Work instructions
In the data below, find every line with the string "kakek" and pull it out.

........

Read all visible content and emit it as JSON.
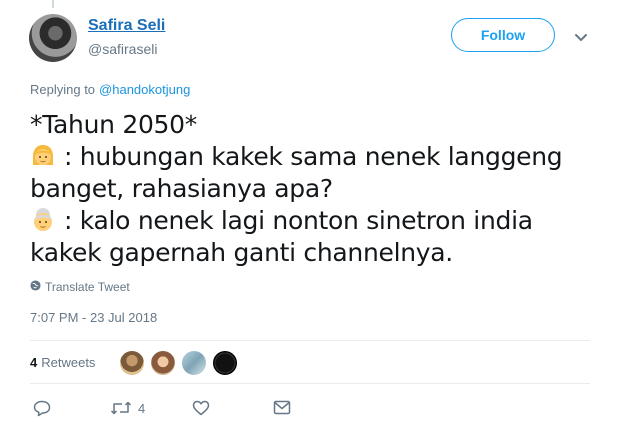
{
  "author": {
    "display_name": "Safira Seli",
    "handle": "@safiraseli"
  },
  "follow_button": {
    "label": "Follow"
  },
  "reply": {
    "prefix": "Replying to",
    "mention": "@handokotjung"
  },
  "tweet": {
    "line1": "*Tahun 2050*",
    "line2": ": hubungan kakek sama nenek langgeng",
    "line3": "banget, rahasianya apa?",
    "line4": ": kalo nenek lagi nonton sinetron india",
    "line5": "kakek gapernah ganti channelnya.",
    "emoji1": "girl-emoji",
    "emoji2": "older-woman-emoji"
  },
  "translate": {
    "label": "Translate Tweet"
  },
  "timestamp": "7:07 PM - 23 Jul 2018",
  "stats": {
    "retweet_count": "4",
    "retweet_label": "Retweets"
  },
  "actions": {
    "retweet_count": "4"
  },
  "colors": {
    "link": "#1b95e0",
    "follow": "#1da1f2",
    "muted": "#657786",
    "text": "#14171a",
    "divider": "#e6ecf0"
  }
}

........

Written response
    "line2": ": hubungan kakek sama nenek langgeng",
    "line5": "kakek gapernah ganti channelnya.",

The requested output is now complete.